LONDON (Reuters) - London wrapped up its seasonal fashion week on Tuesday after five days of luxury and highstreet labels unveiling colorful and eclectic collections amid Brexit uncertainty.
Holding its leg of the spring/summer 2017 shows after New York, London staged its first fashion week since Britain shocked the world by voting in June to leave the European Union.
As well as runway trends, the uncertainty of how Britain’s exit from the EU (Brexit) will affect the industry was also a hot topic among fashionistas.
“There have been a lot of questions about post-Brexit. Is this going to change? For us it’s really important that it doesn’t,” Caroline Rush, chief executive of the British Fashion Council (BFC), said.
“If anything, we use this as an opportunity to reaffirm partnerships, to create new partnerships and to be able to build businesses not only with Europe but also with the rest of the world.”
According to a BFC pre-referendum survey, more than 90 percent of 290 designers said they wanted to stay in the EU.
The fashion industry contributes some 28 billion pounds ($36 billion) to the UK economy, according to figures cited by the BFC, and many brands operate stores across Europe. Last year, the value of British fashion exports was 5.8 billion pounds, driven by markets like the U.S., Japan, Italy and France.
“If I would have had my way it would have gone the other way (remain in EU) but it didn’t and we have got to make the best of what we have,” Burberry chief creative and chief executive officer Christopher Bailey said of the vote. “I am remaining incredibly positive. We have got a very global business.”
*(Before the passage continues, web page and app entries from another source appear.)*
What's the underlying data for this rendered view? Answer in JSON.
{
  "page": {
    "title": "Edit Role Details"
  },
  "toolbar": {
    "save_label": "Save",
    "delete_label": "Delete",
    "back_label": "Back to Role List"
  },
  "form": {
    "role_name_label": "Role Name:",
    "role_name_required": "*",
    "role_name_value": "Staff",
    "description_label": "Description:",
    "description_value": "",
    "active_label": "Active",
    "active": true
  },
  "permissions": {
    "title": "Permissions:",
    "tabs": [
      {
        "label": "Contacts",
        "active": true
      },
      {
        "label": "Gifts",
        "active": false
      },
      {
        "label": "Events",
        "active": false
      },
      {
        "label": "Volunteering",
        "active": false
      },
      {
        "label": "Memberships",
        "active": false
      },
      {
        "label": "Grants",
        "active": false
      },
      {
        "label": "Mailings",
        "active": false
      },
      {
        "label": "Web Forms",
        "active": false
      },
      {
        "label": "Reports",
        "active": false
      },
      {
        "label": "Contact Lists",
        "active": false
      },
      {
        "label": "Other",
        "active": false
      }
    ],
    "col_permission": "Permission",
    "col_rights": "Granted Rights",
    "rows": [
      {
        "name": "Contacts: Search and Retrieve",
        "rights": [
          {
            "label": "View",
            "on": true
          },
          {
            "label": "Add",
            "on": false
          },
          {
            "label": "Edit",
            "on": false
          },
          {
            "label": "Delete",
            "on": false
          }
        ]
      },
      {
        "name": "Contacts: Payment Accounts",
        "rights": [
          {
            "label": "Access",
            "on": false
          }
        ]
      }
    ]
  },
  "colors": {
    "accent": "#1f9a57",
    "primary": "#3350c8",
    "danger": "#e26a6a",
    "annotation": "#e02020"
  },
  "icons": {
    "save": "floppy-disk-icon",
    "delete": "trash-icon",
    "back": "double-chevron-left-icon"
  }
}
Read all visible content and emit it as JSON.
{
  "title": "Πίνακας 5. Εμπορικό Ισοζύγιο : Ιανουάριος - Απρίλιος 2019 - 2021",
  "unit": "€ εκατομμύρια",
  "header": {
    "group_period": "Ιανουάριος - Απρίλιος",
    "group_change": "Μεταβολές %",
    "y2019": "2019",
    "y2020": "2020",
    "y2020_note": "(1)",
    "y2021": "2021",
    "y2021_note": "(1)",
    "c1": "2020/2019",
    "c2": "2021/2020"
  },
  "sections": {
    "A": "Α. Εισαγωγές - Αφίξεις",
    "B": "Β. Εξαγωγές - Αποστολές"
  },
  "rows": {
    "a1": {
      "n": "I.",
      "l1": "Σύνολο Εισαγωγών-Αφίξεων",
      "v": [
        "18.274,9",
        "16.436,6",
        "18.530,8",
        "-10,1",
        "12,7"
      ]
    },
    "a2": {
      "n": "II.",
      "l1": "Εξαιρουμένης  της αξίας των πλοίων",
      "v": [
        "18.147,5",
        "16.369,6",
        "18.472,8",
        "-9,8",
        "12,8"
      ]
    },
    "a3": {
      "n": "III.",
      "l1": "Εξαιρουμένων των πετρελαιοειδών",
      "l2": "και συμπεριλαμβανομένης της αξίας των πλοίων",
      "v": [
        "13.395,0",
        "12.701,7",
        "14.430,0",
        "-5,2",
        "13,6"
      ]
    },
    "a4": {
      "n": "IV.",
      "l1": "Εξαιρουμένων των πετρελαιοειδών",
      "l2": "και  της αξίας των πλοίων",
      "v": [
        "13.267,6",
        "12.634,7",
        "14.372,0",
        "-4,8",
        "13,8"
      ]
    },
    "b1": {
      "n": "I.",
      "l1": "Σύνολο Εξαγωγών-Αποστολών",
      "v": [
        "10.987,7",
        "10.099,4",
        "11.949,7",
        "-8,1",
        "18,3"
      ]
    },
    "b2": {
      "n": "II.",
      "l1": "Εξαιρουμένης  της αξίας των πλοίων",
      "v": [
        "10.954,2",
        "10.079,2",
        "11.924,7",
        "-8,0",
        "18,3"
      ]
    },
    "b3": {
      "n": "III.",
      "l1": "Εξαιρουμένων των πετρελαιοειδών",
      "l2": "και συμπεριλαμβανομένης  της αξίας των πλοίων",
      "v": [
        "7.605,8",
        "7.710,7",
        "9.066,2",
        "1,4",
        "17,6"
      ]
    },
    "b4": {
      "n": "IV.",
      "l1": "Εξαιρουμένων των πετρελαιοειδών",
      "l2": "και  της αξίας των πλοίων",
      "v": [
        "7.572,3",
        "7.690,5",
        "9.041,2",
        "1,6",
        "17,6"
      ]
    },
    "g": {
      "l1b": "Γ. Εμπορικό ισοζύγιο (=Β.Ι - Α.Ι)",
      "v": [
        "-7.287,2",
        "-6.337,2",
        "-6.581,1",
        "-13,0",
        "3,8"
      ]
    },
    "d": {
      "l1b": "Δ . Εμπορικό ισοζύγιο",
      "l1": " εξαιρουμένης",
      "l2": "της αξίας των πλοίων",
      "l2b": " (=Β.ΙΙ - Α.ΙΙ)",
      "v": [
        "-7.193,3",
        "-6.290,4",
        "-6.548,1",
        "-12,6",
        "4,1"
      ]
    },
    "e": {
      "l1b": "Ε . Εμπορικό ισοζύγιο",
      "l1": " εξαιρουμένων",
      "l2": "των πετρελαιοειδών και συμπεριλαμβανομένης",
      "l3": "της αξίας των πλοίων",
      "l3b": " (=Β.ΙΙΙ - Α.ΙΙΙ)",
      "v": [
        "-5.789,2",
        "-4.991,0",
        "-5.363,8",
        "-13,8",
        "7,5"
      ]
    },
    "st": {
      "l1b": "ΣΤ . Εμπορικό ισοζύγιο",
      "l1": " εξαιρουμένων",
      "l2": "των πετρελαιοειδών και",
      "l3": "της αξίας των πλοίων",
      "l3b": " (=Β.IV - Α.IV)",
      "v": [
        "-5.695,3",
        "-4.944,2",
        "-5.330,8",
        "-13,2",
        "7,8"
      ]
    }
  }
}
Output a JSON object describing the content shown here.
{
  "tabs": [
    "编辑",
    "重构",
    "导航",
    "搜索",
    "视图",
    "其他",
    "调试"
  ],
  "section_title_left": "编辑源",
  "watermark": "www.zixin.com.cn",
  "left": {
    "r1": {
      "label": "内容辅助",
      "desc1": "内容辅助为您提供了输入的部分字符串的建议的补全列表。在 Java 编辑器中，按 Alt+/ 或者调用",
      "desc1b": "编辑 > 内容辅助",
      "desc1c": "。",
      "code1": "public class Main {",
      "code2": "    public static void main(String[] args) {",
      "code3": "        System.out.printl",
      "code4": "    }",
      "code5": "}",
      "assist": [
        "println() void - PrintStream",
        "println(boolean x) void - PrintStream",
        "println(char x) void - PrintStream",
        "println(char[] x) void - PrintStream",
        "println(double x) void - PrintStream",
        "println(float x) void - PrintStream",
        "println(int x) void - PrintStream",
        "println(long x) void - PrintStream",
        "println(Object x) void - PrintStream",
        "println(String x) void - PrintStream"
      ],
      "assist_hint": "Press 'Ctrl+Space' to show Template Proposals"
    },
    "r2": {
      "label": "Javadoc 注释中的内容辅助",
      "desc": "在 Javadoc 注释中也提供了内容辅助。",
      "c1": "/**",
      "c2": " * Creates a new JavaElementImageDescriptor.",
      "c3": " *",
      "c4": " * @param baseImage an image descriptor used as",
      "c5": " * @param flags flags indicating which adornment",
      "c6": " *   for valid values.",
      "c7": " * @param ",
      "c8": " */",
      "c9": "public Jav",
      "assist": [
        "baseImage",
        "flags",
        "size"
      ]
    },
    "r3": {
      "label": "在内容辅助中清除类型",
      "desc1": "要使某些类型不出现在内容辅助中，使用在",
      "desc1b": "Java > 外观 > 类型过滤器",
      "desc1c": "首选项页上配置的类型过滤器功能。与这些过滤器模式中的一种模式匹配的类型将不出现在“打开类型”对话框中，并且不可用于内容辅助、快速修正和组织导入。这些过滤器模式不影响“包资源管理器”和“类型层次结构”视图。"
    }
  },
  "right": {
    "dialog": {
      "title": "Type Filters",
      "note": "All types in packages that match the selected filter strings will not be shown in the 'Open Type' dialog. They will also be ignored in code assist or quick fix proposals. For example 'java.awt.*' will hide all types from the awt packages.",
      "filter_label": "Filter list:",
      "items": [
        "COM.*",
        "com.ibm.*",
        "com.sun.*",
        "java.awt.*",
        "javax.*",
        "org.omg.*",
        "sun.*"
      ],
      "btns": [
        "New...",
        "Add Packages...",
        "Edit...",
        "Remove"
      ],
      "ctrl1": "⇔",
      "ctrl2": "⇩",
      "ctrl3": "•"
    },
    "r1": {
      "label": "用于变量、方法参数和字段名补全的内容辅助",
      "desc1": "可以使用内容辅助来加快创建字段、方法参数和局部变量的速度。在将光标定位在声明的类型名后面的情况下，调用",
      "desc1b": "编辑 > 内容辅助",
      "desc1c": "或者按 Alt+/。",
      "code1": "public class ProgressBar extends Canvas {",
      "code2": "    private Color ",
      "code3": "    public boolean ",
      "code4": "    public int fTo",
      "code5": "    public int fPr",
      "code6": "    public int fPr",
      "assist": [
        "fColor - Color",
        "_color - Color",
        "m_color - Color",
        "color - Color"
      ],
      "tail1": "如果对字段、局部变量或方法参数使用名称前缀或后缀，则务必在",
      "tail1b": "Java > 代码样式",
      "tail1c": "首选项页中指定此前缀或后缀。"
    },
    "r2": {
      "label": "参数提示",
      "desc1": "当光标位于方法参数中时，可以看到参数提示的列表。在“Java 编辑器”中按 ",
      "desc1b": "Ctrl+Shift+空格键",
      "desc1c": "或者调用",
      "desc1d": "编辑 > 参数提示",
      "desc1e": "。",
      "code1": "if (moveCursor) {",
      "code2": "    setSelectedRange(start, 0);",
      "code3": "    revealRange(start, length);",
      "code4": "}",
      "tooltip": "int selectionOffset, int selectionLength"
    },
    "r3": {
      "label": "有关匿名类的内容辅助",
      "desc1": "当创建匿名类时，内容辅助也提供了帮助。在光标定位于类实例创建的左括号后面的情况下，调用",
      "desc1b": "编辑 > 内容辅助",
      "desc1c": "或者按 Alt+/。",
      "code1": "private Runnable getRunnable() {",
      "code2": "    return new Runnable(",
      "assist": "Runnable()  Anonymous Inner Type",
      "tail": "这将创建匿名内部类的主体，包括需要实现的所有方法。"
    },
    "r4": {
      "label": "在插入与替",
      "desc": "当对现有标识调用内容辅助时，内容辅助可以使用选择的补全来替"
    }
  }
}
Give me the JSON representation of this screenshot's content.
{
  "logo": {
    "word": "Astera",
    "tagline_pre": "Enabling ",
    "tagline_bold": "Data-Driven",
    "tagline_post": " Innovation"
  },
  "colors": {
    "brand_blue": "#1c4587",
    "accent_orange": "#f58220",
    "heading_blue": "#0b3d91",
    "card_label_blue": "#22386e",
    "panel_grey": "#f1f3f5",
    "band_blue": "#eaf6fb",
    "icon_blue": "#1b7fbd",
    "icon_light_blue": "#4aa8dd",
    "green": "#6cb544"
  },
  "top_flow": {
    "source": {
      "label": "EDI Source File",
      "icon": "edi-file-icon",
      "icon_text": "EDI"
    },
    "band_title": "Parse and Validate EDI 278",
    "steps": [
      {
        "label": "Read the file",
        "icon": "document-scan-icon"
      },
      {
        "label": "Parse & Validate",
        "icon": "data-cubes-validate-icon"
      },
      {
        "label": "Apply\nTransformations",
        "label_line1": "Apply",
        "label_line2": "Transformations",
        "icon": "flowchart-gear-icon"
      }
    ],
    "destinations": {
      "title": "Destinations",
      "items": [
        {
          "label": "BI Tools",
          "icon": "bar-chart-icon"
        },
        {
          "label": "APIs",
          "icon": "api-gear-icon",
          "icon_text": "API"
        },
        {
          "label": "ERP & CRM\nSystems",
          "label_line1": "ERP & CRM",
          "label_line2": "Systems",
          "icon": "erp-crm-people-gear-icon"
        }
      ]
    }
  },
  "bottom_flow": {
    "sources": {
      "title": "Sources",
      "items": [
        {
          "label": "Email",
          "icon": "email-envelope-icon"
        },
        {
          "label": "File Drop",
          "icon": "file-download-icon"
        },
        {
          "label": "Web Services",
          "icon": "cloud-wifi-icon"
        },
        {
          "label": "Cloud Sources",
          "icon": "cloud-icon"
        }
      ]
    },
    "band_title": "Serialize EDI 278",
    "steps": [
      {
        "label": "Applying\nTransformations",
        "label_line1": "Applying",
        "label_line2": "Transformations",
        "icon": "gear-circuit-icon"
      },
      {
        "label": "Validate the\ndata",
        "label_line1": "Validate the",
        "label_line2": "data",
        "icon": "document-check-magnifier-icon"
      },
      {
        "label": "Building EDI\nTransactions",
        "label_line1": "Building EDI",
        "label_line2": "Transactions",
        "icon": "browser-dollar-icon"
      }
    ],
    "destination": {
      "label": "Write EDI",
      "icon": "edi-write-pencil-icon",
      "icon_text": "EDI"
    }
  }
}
Despite economic uncertainty, there was no shortage of bold creations on London’s runways. Flashes of bright colors were seen across collections as were short hemlines and quirky asymmetric designs.
Asked if Brexit had made an impact so far, PPQ designer Amy Molyneaux said: “In terms of creativity, no, which is what this is about.”
On the front rows, international buyers sat beside fashion editors and bloggers for business as usual.
“There are still so many uncertainties as to what Brexit actually entails for designers specifically and how they work and function as businesses,” British fashion blogger Susanna Lau said. “I think the message and the sentiment is that London is open for business but what that really entails further down the line, we have to see.”
Reporting by Pedro Caiado, Sara Hemajani, Jane Witherspoon and Marie-Louise Gumuchian; writing by Marie-Louise Gumuchian; editing by Mark Heinrich